  • 1916: 6 baby girls, 7 baby boys named Liberty
  • 1915: (unlisted)
  • 1914: 7 baby girls named Liberty

Liberty became the 585th most popular baby girl name in 1918.

It wouldn’t enter the top 1,000 again until 1976, the year of the U.S. Bicentennial.


Families with the surname Bond must have been especially tempted to name their babies Liberty in 1917 and 1918.

I’ve found records for several babies named Liberty Bond, such as Liberty Lois Bond (b. 1917, California) and Liberty C. Bond (b. 1918, Michigan).

A baby girl who ended up with the name Liberty was born to Wallace and Jenny Bond of Oklahoma in 1917:

Named “Flossie Mae” at birth, her name was changed to “Liberty” when a relative told her father that she would buy Liberty Bonds in her name if he would make the switch. (She resented the name until she got a copy of her birth certificate decades later and learned that she otherwise would have gone through life as Flossie Mae.)

In the early 1950s, Ed Sullivan wrote that actor Ridge Bond had a cousin, born during the first World War, named Liberty Bond. “She married Frank Bell, and her name became Liberty Bell.”


Liberty Bond was also used more than once as a first-middle combination.

For instance, a baby named Liberty Bond Bailey, born in New York in 1918, made national headlines:

News comes from Ithaca, N.Y., that a real, live “Liberty Bond,” weighing nine pounds, arrived in that city on the morning of April 6, simultaneously with the opening of the loan drive and the anniversary of our entrance into the great war. It wasn’t of the accustomed variety, however, but a lusty, named “Liberty Bond” Bailey by his patriotic parents, Mr. and Mrs. Howard C. Bailey of 614 Utica Street. The boy’s parents were so elated by the triple significance of the day that they named the new arrival in honor of the great bond drive.

According to his wife, his name was the doctor’s idea:

“The doctor mentioned it to his mother about the bonds and as he handed (the baby) over, he said, ‘Here’s your liberty bond’,” Garetta Bailey said. “So, she named him Liberty Bond.”

And I’ve found another Liberty Bond Bailey, believe it or not, born almost exactly a year earlier in Oklahoma.

A 1918 newspaper reported that a baby boy born to Mr. and Mrs. Alex Sleime of West Virginia was named Liberty Bond.

Records suggest that around 8 other babies were also named “Liberty Bond,” including Liberty Bond Todd (b. 1917, Texas) and Liberty Bond Jones (b. 1918, North Carolina).

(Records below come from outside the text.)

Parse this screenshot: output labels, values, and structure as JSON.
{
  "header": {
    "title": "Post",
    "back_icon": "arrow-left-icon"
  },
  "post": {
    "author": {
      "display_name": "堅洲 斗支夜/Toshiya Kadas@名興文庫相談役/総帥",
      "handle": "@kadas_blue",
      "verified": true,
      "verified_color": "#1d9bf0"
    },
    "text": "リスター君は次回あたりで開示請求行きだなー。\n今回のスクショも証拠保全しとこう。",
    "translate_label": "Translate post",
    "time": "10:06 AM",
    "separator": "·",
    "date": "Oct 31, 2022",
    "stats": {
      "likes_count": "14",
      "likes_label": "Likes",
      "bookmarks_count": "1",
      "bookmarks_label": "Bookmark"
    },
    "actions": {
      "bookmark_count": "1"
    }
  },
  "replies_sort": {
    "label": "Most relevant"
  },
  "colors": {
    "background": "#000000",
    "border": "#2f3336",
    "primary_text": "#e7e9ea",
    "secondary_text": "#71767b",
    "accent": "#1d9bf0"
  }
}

P.S. Another first-middle combination I spotted a handful of times was “Liberty Loan.” One example: Liberty Loan Hickman, born in Texas in 1917.